With 17" rims you would have thinner tires. But this shouldn't really cause anymore rubbing than what you are experiecing now. I used to have 18" rims on my car and the rear never rubbed, even with a full load. You might want to have your shocks checked out.mwhelan said:Hotfocus/Vin-Sanity: I hadn't thought about 17s... But that brings up a new question ... Would that mean new "thinner" tires? I have 205 55 R16's on the existing stock 16s right now and when I have a load in the back seat (i.e. 3 big kids) and go over a significantly sized bump, I hear a rubbing noise. Almost like the sound a tire makes rubbing aganist the wheel arch or something.
[werd] No offense, Those wheels are PsOS. I recommend checking out the used parts section for some wheels if you want to save some money on something better.EuroZX3Focus said:
i live in the winter wonderland also known as Calgary in Canada.

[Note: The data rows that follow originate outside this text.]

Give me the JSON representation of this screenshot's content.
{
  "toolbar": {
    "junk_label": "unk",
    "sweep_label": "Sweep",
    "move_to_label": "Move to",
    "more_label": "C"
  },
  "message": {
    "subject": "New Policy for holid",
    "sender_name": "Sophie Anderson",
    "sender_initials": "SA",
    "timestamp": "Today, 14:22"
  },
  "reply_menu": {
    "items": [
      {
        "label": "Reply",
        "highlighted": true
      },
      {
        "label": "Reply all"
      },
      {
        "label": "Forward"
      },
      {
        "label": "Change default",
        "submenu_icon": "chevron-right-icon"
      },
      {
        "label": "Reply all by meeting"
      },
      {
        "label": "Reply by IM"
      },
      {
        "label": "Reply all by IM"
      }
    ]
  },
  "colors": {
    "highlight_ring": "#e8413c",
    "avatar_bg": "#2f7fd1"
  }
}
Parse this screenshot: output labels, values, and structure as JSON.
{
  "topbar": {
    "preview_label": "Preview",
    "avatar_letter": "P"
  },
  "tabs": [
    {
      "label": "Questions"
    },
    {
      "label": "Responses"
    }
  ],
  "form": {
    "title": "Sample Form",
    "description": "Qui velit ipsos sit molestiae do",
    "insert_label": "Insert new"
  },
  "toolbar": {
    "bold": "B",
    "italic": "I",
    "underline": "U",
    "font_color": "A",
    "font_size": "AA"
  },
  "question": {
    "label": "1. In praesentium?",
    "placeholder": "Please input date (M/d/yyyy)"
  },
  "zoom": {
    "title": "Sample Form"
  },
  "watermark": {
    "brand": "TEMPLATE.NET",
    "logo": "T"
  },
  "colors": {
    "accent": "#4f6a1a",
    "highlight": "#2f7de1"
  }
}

The best thing to do would be to have your winter tires on your stock rims, then when spring come slap on your 17s or 18s or whatever the case may be. I don't have 17s yet, but i'm looking into some. I got this info from guys around town i meet here and there.focuzzz said:hey i was looking inot getting 17s also, but i was wondering how they would be in the snow since i live in connecticut we get sometimes feet of snow.. i wanted to know if i can ride 17s yearly or have to change back to the stocks in the winter [???]